Local Motors has no boundaries when it comes to vehicle design. Nothing but nothing will stop them from pursuing a goal. I’ve seen it for myself during their Open House events at the Chandler, Arizona facility (you know, the one with a big-ass jump off to the side that they use to demonstrate the robustness of their legendary Rally Fighter.) They’ve been at it again, this time working on 3D-printing the body for a sporty track-style car in the vein of the Ariel Atom and the KTM X-bow. Except it isn’t.
Let’s break down the basics: the engine is an electric drivetrain from a Renault Twizy, which is a car that looks roughly like a hollow egg standing on a cart.

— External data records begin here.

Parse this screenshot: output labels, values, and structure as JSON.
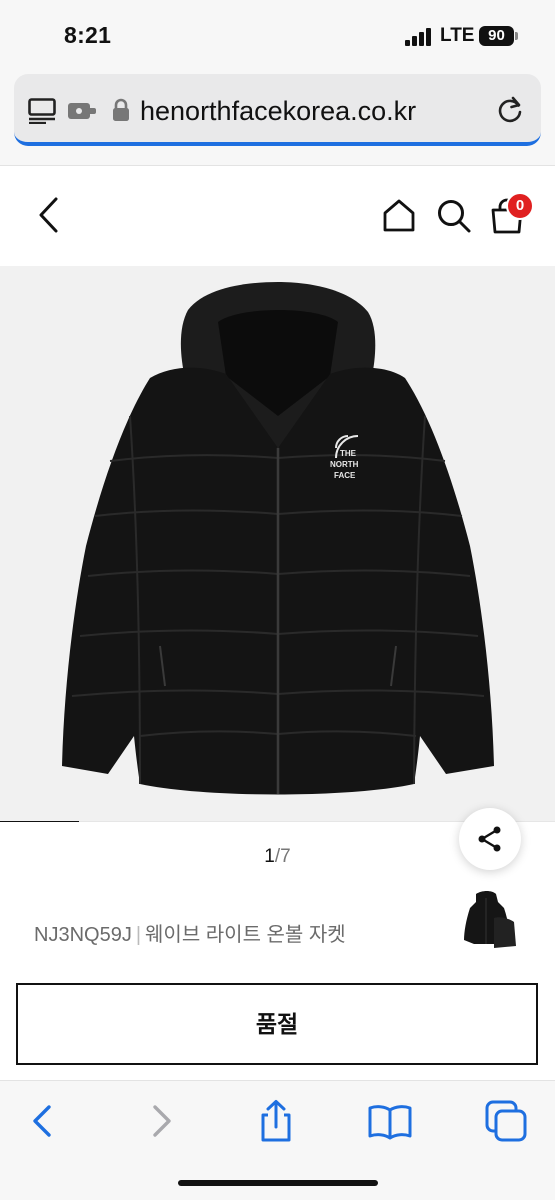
{
  "status_bar": {
    "time": "8:21",
    "network": "LTE",
    "battery": "90"
  },
  "browser": {
    "url_text": "henorthfacekorea.co.kr"
  },
  "header": {
    "cart_count": "0"
  },
  "gallery": {
    "current": "1",
    "separator": "/",
    "total": "7",
    "progress": 0.143
  },
  "product": {
    "code": "NJ3NQ59J",
    "separator": "|",
    "name": "웨이브 라이트 온볼 자켓"
  },
  "purchase": {
    "status_label": "품절"
  },
  "colors": {
    "accent": "#1e6fe0",
    "badge": "#e02020",
    "ink": "#111111"
  },
  "icons": [
    "reader-icon",
    "extension-icon",
    "lock-icon",
    "reload-icon",
    "back-icon",
    "home-icon",
    "search-icon",
    "cart-icon",
    "share-icon",
    "safari-back-icon",
    "safari-forward-icon",
    "share-sheet-icon",
    "bookmarks-icon",
    "tabs-icon"
  ]
}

Not a pretty picture. So, in great form, the concept of 3D printing the car was chosen as a reasonably cheaper and exceptionally faster method of creating a new body for the car. Using thermoplastic pellets that have carbon fiber woven in, the body takes about 44 hours to print, uses forty parts from the Twizy and is expected to be on sale within months, with a marketing strategy focusing on areas where “neighborhood cars” could work. Given that the Twizy’s top speed is about 40 mph and it’s range tops at 120 miles, neighborhoods is probably the best thing for it.
The part that makes this interesting is that other than the mechanical bits, the car can be chopped up and recycled like any other plastic item. While a more substantive drivetrain would be beneficial (given it’s light weight, how about a Miata drivetrain), the adaptation should be fairly straightforward. If the technology works (and the first Strati, which was on display in Chicago a few days ago, does) then there is a chance that Local Motors can spread out into different sections. The last thing I knew they were working on was recycling late-1990s Honda Civic drivetrains into a RWD two-seat auto crossing monster, so be sure to watch how Local Motors progresses with this.